_TASK TO COMPLETE_
Please output the entries below without altering a single character.

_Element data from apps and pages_
•••
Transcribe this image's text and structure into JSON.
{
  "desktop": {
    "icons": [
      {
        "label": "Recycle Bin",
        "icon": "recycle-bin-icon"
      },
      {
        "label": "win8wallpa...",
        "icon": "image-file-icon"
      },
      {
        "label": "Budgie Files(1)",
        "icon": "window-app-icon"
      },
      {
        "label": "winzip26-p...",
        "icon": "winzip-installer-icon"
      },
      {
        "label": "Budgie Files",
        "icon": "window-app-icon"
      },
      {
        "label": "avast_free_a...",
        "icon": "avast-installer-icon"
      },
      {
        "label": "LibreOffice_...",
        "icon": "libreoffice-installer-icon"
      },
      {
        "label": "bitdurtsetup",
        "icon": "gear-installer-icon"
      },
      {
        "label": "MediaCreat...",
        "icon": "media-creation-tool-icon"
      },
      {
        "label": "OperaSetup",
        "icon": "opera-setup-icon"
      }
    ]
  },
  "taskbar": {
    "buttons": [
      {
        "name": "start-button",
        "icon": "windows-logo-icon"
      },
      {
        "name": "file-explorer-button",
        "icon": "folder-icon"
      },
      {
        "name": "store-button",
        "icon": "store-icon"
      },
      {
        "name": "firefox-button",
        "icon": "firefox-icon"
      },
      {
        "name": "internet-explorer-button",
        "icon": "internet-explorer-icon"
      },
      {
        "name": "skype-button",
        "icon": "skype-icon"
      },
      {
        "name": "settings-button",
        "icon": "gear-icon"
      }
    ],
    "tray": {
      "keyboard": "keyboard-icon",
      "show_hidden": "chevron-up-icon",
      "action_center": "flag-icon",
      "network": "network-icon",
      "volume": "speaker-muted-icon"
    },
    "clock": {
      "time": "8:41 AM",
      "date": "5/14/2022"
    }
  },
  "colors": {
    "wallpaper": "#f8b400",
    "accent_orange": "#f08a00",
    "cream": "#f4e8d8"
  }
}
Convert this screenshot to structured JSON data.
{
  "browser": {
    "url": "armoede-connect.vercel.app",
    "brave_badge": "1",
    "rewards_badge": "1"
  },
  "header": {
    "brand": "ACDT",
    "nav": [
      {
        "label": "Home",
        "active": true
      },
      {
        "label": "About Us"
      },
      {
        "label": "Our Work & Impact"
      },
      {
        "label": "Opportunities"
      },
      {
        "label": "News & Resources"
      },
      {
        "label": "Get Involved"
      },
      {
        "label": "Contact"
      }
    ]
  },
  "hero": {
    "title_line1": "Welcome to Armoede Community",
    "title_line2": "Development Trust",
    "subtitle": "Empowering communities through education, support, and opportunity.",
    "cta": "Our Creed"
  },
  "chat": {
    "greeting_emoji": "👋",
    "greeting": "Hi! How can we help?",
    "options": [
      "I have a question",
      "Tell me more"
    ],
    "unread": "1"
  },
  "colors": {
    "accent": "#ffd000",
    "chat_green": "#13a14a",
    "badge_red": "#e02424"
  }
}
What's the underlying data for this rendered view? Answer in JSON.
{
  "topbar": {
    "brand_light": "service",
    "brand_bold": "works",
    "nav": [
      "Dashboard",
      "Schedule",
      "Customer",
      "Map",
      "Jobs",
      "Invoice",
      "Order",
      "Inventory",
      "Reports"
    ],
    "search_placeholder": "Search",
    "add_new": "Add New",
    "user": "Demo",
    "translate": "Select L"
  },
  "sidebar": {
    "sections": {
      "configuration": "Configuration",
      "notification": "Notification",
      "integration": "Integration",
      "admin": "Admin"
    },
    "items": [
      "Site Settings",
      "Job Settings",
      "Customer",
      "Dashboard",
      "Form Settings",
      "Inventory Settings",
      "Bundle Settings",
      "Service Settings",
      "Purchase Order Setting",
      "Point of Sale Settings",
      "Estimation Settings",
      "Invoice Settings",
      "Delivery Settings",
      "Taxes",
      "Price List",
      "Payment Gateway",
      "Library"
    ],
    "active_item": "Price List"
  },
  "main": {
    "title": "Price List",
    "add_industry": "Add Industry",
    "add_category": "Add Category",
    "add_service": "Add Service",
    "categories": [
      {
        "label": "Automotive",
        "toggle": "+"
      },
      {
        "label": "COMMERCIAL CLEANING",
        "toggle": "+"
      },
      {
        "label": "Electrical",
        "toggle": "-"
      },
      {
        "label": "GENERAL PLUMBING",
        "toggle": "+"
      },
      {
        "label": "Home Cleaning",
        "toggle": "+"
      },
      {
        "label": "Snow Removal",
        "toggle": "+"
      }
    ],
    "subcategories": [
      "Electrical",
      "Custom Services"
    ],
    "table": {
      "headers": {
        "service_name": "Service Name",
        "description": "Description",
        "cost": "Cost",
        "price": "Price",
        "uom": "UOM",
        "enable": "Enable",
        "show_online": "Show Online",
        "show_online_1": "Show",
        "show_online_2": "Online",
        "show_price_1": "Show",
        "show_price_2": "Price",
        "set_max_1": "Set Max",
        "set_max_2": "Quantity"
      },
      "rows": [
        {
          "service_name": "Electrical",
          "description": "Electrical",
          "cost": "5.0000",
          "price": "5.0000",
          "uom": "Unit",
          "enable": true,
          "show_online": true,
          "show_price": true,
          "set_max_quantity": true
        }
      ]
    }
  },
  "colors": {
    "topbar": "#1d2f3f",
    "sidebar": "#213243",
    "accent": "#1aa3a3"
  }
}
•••
_EXERCISE OUTPUT_
Transcribe this image's text and structure into JSON.
{
  "desktop": {
    "icons": [
      {
        "label": "Recycle Bin",
        "icon": "recycle-bin-icon"
      },
      {
        "label": "win8wallpa...",
        "icon": "image-file-icon"
      },
      {
        "label": "Budgie Files(1)",
        "icon": "window-app-icon"
      },
      {
        "label": "winzip26-p...",
        "icon": "winzip-installer-icon"
      },
      {
        "label": "Budgie Files",
        "icon": "window-app-icon"
      },
      {
        "label": "avast_free_a...",
        "icon": "avast-installer-icon"
      },
      {
        "label": "LibreOffice_...",
        "icon": "libreoffice-installer-icon"
      },
      {
        "label": "bitdurtsetup",
        "icon": "gear-installer-icon"
      },
      {
        "label": "MediaCreat...",
        "icon": "media-creation-tool-icon"
      },
      {
        "label": "OperaSetup",
        "icon": "opera-setup-icon"
      }
    ]
  },
  "taskbar": {
    "buttons": [
      {
        "name": "start-button",
        "icon": "windows-logo-icon"
      },
      {
        "name": "file-explorer-button",
        "icon": "folder-icon"
      },
      {
        "name": "store-button",
        "icon": "store-icon"
      },
      {
        "name": "firefox-button",
        "icon": "firefox-icon"
      },
      {
        "name": "internet-explorer-button",
        "icon": "internet-explorer-icon"
      },
      {
        "name": "skype-button",
        "icon": "skype-icon"
      },
      {
        "name": "settings-button",
        "icon": "gear-icon"
      }
    ],
    "tray": {
      "keyboard": "keyboard-icon",
      "show_hidden": "chevron-up-icon",
      "action_center": "flag-icon",
      "network": "network-icon",
      "volume": "speaker-muted-icon"
    },
    "clock": {
      "time": "8:41 AM",
      "date": "5/14/2022"
    }
  },
  "colors": {
    "wallpaper": "#f8b400",
    "accent_orange": "#f08a00",
    "cream": "#f4e8d8"
  }
}
Convert this screenshot to structured JSON data.
{
  "browser": {
    "url": "armoede-connect.vercel.app",
    "brave_badge": "1",
    "rewards_badge": "1"
  },
  "header": {
    "brand": "ACDT",
    "nav": [
      {
        "label": "Home",
        "active": true
      },
      {
        "label": "About Us"
      },
      {
        "label": "Our Work & Impact"
      },
      {
        "label": "Opportunities"
      },
      {
        "label": "News & Resources"
      },
      {
        "label": "Get Involved"
      },
      {
        "label": "Contact"
      }
    ]
  },
  "hero": {
    "title_line1": "Welcome to Armoede Community",
    "title_line2": "Development Trust",
    "subtitle": "Empowering communities through education, support, and opportunity.",
    "cta": "Our Creed"
  },
  "chat": {
    "greeting_emoji": "👋",
    "greeting": "Hi! How can we help?",
    "options": [
      "I have a question",
      "Tell me more"
    ],
    "unread": "1"
  },
  "colors": {
    "accent": "#ffd000",
    "chat_green": "#13a14a",
    "badge_red": "#e02424"
  }
}
What's the underlying data for this rendered view? Answer in JSON.
{
  "topbar": {
    "brand_light": "service",
    "brand_bold": "works",
    "nav": [
      "Dashboard",
      "Schedule",
      "Customer",
      "Map",
      "Jobs",
      "Invoice",
      "Order",
      "Inventory",
      "Reports"
    ],
    "search_placeholder": "Search",
    "add_new": "Add New",
    "user": "Demo",
    "translate": "Select L"
  },
  "sidebar": {
    "sections": {
      "configuration": "Configuration",
      "notification": "Notification",
      "integration": "Integration",
      "admin": "Admin"
    },
    "items": [
      "Site Settings",
      "Job Settings",
      "Customer",
      "Dashboard",
      "Form Settings",
      "Inventory Settings",
      "Bundle Settings",
      "Service Settings",
      "Purchase Order Setting",
      "Point of Sale Settings",
      "Estimation Settings",
      "Invoice Settings",
      "Delivery Settings",
      "Taxes",
      "Price List",
      "Payment Gateway",
      "Library"
    ],
    "active_item": "Price List"
  },
  "main": {
    "title": "Price List",
    "add_industry": "Add Industry",
    "add_category": "Add Category",
    "add_service": "Add Service",
    "categories": [
      {
        "label": "Automotive",
        "toggle": "+"
      },
      {
        "label": "COMMERCIAL CLEANING",
        "toggle": "+"
      },
      {
        "label": "Electrical",
        "toggle": "-"
      },
      {
        "label": "GENERAL PLUMBING",
        "toggle": "+"
      },
      {
        "label": "Home Cleaning",
        "toggle": "+"
      },
      {
        "label": "Snow Removal",
        "toggle": "+"
      }
    ],
    "subcategories": [
      "Electrical",
      "Custom Services"
    ],
    "table": {
      "headers": {
        "service_name": "Service Name",
        "description": "Description",
        "cost": "Cost",
        "price": "Price",
        "uom": "UOM",
        "enable": "Enable",
        "show_online": "Show Online",
        "show_online_1": "Show",
        "show_online_2": "Online",
        "show_price_1": "Show",
        "show_price_2": "Price",
        "set_max_1": "Set Max",
        "set_max_2": "Quantity"
      },
      "rows": [
        {
          "service_name": "Electrical",
          "description": "Electrical",
          "cost": "5.0000",
          "price": "5.0000",
          "uom": "Unit",
          "enable": true,
          "show_online": true,
          "show_price": true,
          "set_max_quantity": true
        }
      ]
    }
  },
  "colors": {
    "topbar": "#1d2f3f",
    "sidebar": "#213243",
    "accent": "#1aa3a3"
  }
}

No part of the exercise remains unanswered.